True (assuming they really want to know). I didn't mean to suggest dishonesty there (just that I wouldn't volunteer information about every time I fell off a bike either—seems like a personal matter in that respect). Accentuate the positive and all that jazz...

Deborah P.'s Comment
member avatar

Thanks to all or you for the feedback. I sincerely appreciate it. I will continue on then. I really want to learn to drive a truck.

RedGator's Comment
member avatar

Could you elaborate on your incidents? Things happen but in this industry you have to be extremely focused.

Page 1 of 1

New Reply:

New! Check out our help videos for a better understanding of our forum features

Bold
Italic
Underline
Quote
Photo
Link
Smiley
Links On TruckingTruth


example: TruckingTruth Homepage



example: https://www.truckingtruth.com
Submit
Cancel
Upload New Photo
Please enter a caption of one sentence or less:

Click on any of the buttons below to insert a link to that section of TruckingTruth:

Getting Started In Trucking High Road Training Program Company-Sponsored Training Programs Apply For Company-Sponsored Training Truck Driver's Career Guide Choosing A School Choosing A Company Truck Driving Schools Truck Driving Jobs Apply For Truck Driving Jobs DOT Physical Drug Testing Items To Pack Pre-Hire Letters CDL Practice Tests Trucking Company Reviews Brett's Book Leasing A Truck Pre-Trip Inspection Learn The Logbook Rules Sleep Apnea
Done
Done

0 characters so far - 5,500 maximum allowed.
Submit Preview

Preview:

Submit
Cancel

Join Us!

We have an awesome set of tools that will help you understand the trucking industry and prepare for a great start to your trucking career. Not only that, but everything we offer here at TruckingTruth is 100% free - no strings attached! Sign up now and get instant access to our member's section:
High Road Training Program Logo
  • The High Road Training Program
  • The High Road Article Series
  • The Friendliest Trucker's Forum Ever!
  • Email Updates When New Articles Are Posted

Apply For Paid CDL Training Through TruckingTruth

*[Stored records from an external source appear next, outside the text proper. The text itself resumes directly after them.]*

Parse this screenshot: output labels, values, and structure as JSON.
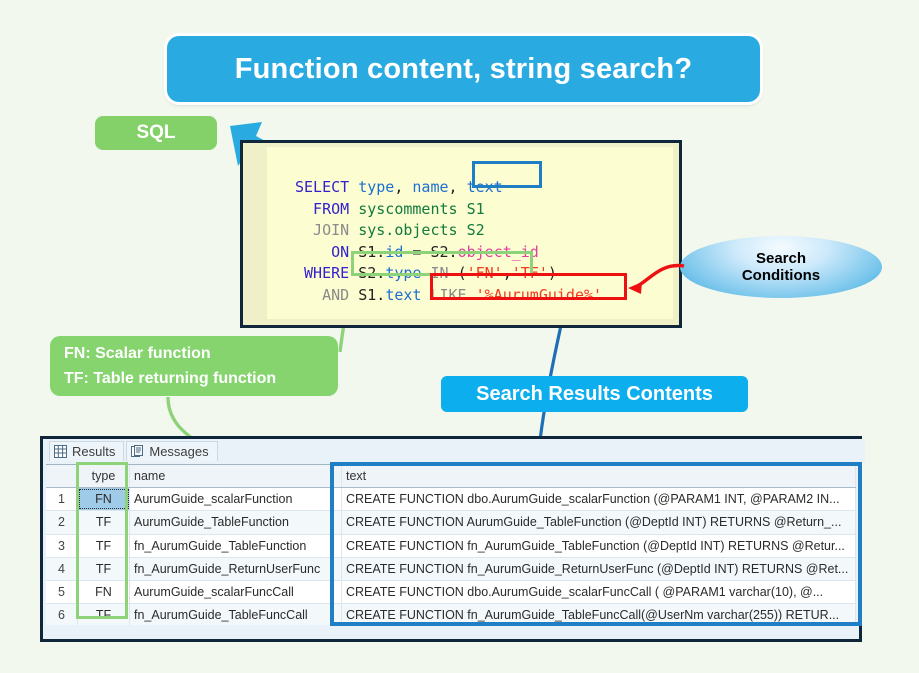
{
  "title": {
    "text": "Function content, string search?",
    "bg": "#29abe2"
  },
  "sql_tag": {
    "label": "SQL",
    "bg": "#83d168"
  },
  "sql_panel": {
    "lines": [
      [
        {
          "t": "SELECT ",
          "c": "kw"
        },
        {
          "t": "type",
          "c": "col"
        },
        {
          "t": ", ",
          "c": "plain"
        },
        {
          "t": "name",
          "c": "col"
        },
        {
          "t": ", ",
          "c": "plain"
        },
        {
          "t": "text",
          "c": "col"
        }
      ],
      [
        {
          "t": "  FROM ",
          "c": "kw"
        },
        {
          "t": "syscomments S1",
          "c": "tbl"
        }
      ],
      [
        {
          "t": "  JOIN ",
          "c": "kwg"
        },
        {
          "t": "sys.objects S2",
          "c": "tbl"
        }
      ],
      [
        {
          "t": "    ON ",
          "c": "kw"
        },
        {
          "t": "S1.",
          "c": "plain"
        },
        {
          "t": "id",
          "c": "col"
        },
        {
          "t": " = ",
          "c": "plain"
        },
        {
          "t": "S2.",
          "c": "plain"
        },
        {
          "t": "object_id",
          "c": "magenta"
        }
      ],
      [
        {
          "t": " WHERE ",
          "c": "kw"
        },
        {
          "t": "S2.",
          "c": "plain"
        },
        {
          "t": "type",
          "c": "col"
        },
        {
          "t": " IN ",
          "c": "kwg"
        },
        {
          "t": "(",
          "c": "plain"
        },
        {
          "t": "'FN'",
          "c": "str"
        },
        {
          "t": ",",
          "c": "plain"
        },
        {
          "t": "'TF'",
          "c": "str"
        },
        {
          "t": ")",
          "c": "plain"
        }
      ],
      [
        {
          "t": "   AND ",
          "c": "kwg"
        },
        {
          "t": "S1.",
          "c": "plain"
        },
        {
          "t": "text",
          "c": "col"
        },
        {
          "t": " LIKE ",
          "c": "kwg"
        },
        {
          "t": "'%AurumGuide%'",
          "c": "str"
        }
      ]
    ],
    "full_text": "SELECT type, name, text\n  FROM syscomments S1\n  JOIN sys.objects S2\n    ON S1.id = S2.object_id\n WHERE S2.type IN ('FN','TF')\n   AND S1.text LIKE '%AurumGuide%'"
  },
  "callouts": {
    "search_conditions": {
      "line1": "Search",
      "line2": "Conditions"
    },
    "legend": {
      "line1": "FN: Scalar function",
      "line2": "TF: Table returning function"
    },
    "results_banner": {
      "label": "Search Results Contents"
    }
  },
  "results": {
    "tabs": [
      {
        "label": "Results",
        "icon": "grid-icon",
        "active": true
      },
      {
        "label": "Messages",
        "icon": "messages-icon",
        "active": false
      }
    ],
    "columns": [
      "",
      "type",
      "name",
      "text"
    ],
    "rows": [
      {
        "num": "1",
        "type": "FN",
        "name": "AurumGuide_scalarFunction",
        "text": "CREATE FUNCTION dbo.AurumGuide_scalarFunction (@PARAM1 INT, @PARAM2 IN..."
      },
      {
        "num": "2",
        "type": "TF",
        "name": "AurumGuide_TableFunction",
        "text": "CREATE FUNCTION AurumGuide_TableFunction (@DeptId INT)  RETURNS @Return_..."
      },
      {
        "num": "3",
        "type": "TF",
        "name": "fn_AurumGuide_TableFunction",
        "text": "CREATE FUNCTION fn_AurumGuide_TableFunction (@DeptId INT)  RETURNS @Retur..."
      },
      {
        "num": "4",
        "type": "TF",
        "name": "fn_AurumGuide_ReturnUserFunc",
        "text": "CREATE FUNCTION fn_AurumGuide_ReturnUserFunc (@DeptId INT)  RETURNS @Ret..."
      },
      {
        "num": "5",
        "type": "FN",
        "name": "AurumGuide_scalarFuncCall",
        "text": "CREATE FUNCTION dbo.AurumGuide_scalarFuncCall (   @PARAM1 varchar(10),   @..."
      },
      {
        "num": "6",
        "type": "TF",
        "name": "fn_AurumGuide_TableFuncCall",
        "text": "CREATE FUNCTION fn_AurumGuide_TableFuncCall(@UserNm varchar(255))  RETUR..."
      }
    ]
  },
  "colors": {
    "page_bg": "#f2f8ee",
    "accent_blue": "#1f7ec4",
    "accent_green": "#8ed27a",
    "accent_red": "#ee1111",
    "banner_blue": "#0daeee",
    "code_bg": "#fdfdd2"
  }
}
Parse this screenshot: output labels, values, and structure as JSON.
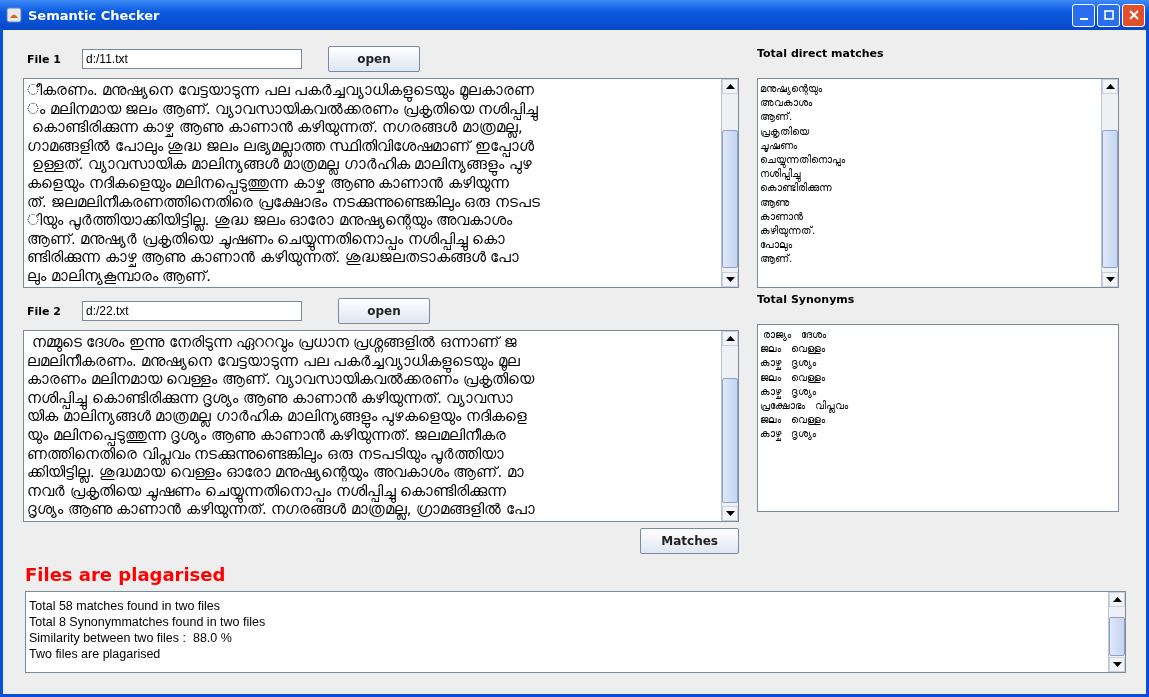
{
  "window": {
    "title": "Semantic Checker"
  },
  "file1": {
    "label": "File 1",
    "path": "d:/11.txt",
    "button": "open",
    "lines": [
      "ീകരണം. മനുഷ്യനെ വേട്ടയാടുന്ന പല പകർച്ചവ്യാധികളുടെയും മൂലകാരണ",
      "ം മലിനമായ ജലം ആണ്. വ്യാവസായികവൽക്കരണം പ്രകൃതിയെ നശിപ്പിച്ചു",
      " കൊണ്ടിരിക്കുന്ന കാഴ്ച ആണു കാണാൻ കഴിയുന്നത്. നഗരങ്ങൾ മാത്രമല്ല,",
      "ഗാമങ്ങളിൽ പോലും ശുദ്ധ ജലം ലഭ്യമല്ലാത്ത സ്ഥിതിവിശേഷമാണ് ഇപ്പോൾ",
      " ഉള്ളത്. വ്യാവസായിക മാലിന്യങ്ങൾ മാത്രമല്ല ഗാർഹിക മാലിന്യങ്ങളും പുഴ",
      "കളെയും നദികളെയും മലിനപ്പെടുത്തുന്ന കാഴ്ച ആണു കാണാൻ കഴിയുന്ന",
      "ത്. ജലമലിനീകരണത്തിനെതിരെ പ്രക്ഷോഭം നടക്കുന്നുണ്ടെങ്കിലും ഒരു നടപട",
      "ിയും പൂർത്തിയാക്കിയിട്ടില്ല. ശുദ്ധ ജലം ഓരോ മനുഷ്യന്റെയും അവകാശം",
      "ആണ്. മനുഷ്യർ പ്രകൃതിയെ ചൂഷണം ചെയ്യുന്നതിനൊപ്പം നശിപ്പിച്ചു കൊ",
      "ണ്ടിരിക്കുന്ന കാഴ്ച ആണു കാണാൻ കഴിയുന്നത്. ശുദ്ധജലതടാകങ്ങൾ പോ",
      "ലും മാലിന്യകൂമ്പാരം ആണ്."
    ]
  },
  "file2": {
    "label": "File 2",
    "path": "d:/22.txt",
    "button": "open",
    "lines": [
      " നമ്മുടെ ദേശം ഇന്നു നേരിടുന്ന ഏററവും പ്രധാന പ്രശ്നങ്ങളിൽ ഒന്നാണ് ജ",
      "ലമലിനീകരണം. മനുഷ്യനെ വേട്ടയാടുന്ന പല പകർച്ചവ്യാധികളുടെയും മൂല",
      "കാരണം മലിനമായ വെള്ളം ആണ്. വ്യാവസായികവൽക്കരണം പ്രകൃതിയെ",
      "നശിപ്പിച്ചു കൊണ്ടിരിക്കുന്ന ദൃശ്യം ആണു കാണാൻ കഴിയുന്നത്. വ്യാവസാ",
      "യിക മാലിന്യങ്ങൾ മാത്രമല്ല ഗാർഹിക മാലിന്യങ്ങളും പുഴകളെയും നദികളെ",
      "യും മലിനപ്പെടുത്തുന്ന ദൃശ്യം ആണു കാണാൻ കഴിയുന്നത്. ജലമലിനീകര",
      "ണത്തിനെതിരെ വിപ്ലവം നടക്കുന്നുണ്ടെങ്കിലും ഒരു നടപടിയും പൂർത്തിയാ",
      "ക്കിയിട്ടില്ല. ശുദ്ധമായ വെള്ളം ഓരോ മനുഷ്യന്റെയും അവകാശം ആണ്. മാ",
      "നവർ പ്രകൃതിയെ ചൂഷണം ചെയ്യുന്നതിനൊപ്പം നശിപ്പിച്ചു കൊണ്ടിരിക്കുന്ന",
      "ദൃശ്യം ആണു കാണാൻ കഴിയുന്നത്. നഗരങ്ങൾ മാത്രമല്ല, ഗ്രാമങ്ങളിൽ പോ"
    ]
  },
  "direct_matches": {
    "title": "Total direct matches",
    "items": [
      "മനുഷ്യന്റെയും",
      "അവകാശം",
      "ആണ്.",
      "പ്രകൃതിയെ",
      "ചൂഷണം",
      "ചെയ്യുന്നതിനൊപ്പം",
      "നശിപ്പിച്ചു",
      "കൊണ്ടിരിക്കുന്ന",
      "ആണു",
      "കാണാൻ",
      "കഴിയുന്നത്.",
      "പോലും",
      "ആണ്."
    ]
  },
  "synonyms": {
    "title": "Total Synonyms",
    "items": [
      " രാജ്യം   ദേശം",
      "ജലം   വെള്ളം",
      "കാഴ്ച   ദൃശ്യം",
      "ജലം   വെള്ളം",
      "കാഴ്ച   ദൃശ്യം",
      "പ്രക്ഷോഭം   വിപ്ലവം",
      "ജലം   വെള്ളം",
      "കാഴ്ച   ദൃശ്യം"
    ]
  },
  "matches_button": "Matches",
  "verdict": "Files are plagarised",
  "output": [
    "Total 58 matches found in two files",
    "Total 8 Synonymmatches found in two files",
    "Similarity between two files :  88.0 %",
    "Two files are plagarised"
  ]
}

Did you know you can fill out one quick form here on TruckingTruth and apply to several companies at once for paid CDL training? Seriously! The application only takes one minute. You will speak with recruiters today. There is no obligation whatsoever. Learn more and apply here:

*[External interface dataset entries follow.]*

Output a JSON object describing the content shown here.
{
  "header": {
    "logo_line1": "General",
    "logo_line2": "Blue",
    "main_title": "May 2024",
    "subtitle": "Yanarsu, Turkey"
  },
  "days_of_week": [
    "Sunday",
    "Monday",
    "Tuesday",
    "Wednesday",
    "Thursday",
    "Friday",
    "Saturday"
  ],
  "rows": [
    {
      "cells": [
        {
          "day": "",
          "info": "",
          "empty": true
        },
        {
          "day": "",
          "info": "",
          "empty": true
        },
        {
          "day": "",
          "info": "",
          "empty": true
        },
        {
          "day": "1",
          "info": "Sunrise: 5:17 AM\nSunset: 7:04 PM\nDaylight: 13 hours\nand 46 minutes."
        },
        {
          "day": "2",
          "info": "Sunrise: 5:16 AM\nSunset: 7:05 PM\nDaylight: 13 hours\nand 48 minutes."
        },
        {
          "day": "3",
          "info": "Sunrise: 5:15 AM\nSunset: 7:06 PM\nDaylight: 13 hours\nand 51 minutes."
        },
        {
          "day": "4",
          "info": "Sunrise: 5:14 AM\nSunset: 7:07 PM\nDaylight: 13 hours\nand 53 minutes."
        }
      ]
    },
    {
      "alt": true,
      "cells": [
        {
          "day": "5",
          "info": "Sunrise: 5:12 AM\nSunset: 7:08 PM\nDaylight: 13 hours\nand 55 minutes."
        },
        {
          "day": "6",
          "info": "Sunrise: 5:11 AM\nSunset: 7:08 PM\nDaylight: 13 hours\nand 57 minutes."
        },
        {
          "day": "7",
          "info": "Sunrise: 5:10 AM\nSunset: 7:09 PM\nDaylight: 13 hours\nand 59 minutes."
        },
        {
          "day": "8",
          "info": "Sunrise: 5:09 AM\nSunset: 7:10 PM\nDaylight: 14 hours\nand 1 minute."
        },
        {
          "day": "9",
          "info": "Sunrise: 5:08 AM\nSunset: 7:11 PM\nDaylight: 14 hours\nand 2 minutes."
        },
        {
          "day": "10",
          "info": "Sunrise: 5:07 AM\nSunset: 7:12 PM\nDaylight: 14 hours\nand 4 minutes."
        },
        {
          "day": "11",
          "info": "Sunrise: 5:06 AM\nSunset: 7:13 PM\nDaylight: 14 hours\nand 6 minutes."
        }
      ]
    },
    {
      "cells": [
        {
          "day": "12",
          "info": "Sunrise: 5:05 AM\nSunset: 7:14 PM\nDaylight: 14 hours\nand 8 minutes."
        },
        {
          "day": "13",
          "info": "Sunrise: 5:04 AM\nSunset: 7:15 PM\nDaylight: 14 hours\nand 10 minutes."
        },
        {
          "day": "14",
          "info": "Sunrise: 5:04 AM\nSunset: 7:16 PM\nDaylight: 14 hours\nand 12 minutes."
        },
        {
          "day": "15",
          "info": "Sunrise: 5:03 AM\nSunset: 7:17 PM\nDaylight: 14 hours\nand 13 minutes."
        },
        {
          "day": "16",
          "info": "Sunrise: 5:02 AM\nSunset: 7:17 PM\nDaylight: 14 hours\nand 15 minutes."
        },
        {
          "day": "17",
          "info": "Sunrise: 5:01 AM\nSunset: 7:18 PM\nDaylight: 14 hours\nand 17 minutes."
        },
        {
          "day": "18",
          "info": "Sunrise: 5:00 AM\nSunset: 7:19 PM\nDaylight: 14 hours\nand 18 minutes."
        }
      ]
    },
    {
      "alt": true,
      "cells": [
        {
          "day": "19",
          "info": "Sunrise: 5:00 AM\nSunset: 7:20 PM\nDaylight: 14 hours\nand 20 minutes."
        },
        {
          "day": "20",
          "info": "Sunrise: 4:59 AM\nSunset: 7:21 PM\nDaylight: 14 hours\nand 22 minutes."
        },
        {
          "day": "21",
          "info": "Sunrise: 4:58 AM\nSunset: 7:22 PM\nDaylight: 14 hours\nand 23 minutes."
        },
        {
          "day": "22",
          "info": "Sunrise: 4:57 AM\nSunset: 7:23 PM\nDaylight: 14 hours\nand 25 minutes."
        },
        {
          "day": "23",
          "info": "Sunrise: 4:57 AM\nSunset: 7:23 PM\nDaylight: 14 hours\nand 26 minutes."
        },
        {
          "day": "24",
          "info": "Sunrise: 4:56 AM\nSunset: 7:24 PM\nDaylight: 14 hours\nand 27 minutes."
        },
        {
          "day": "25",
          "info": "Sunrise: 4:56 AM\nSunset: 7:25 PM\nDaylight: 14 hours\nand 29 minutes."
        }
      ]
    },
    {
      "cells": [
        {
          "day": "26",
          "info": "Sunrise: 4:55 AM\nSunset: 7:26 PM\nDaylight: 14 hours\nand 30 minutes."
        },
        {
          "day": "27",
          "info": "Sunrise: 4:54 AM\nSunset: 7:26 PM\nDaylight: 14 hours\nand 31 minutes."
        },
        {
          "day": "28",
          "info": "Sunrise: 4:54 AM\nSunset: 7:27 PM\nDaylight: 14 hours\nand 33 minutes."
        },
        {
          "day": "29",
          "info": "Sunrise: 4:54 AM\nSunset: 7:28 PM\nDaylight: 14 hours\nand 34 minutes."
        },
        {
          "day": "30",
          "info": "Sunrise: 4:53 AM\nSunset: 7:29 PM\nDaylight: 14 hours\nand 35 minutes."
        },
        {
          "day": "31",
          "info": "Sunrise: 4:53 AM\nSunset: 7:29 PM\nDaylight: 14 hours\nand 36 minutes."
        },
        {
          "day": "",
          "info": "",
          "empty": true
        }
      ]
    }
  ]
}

Apply For Paid CDL Training

About Us

TruckingTruth was founded by Brett Aquila (that's me!), a 15 year truck driving veteran, in January 2007. After 15 years on the road I wanted to help people understand the trucking industry and everything that came with the career and lifestyle of an over the road trucker. We'll help you make the right choices and prepare for a great start to your trucking career.

Read More

Becoming A Truck Driver

Becoming A Truck Driver is a dream we've all pondered at some point in our lives. We've all wondered if the adventure and challenges of life on the open road would suit us better than the ordinary day to day lives we've always known. At TruckingTruth we'll help you decide if trucking is right for you and help you get your career off to a great start.

Learn More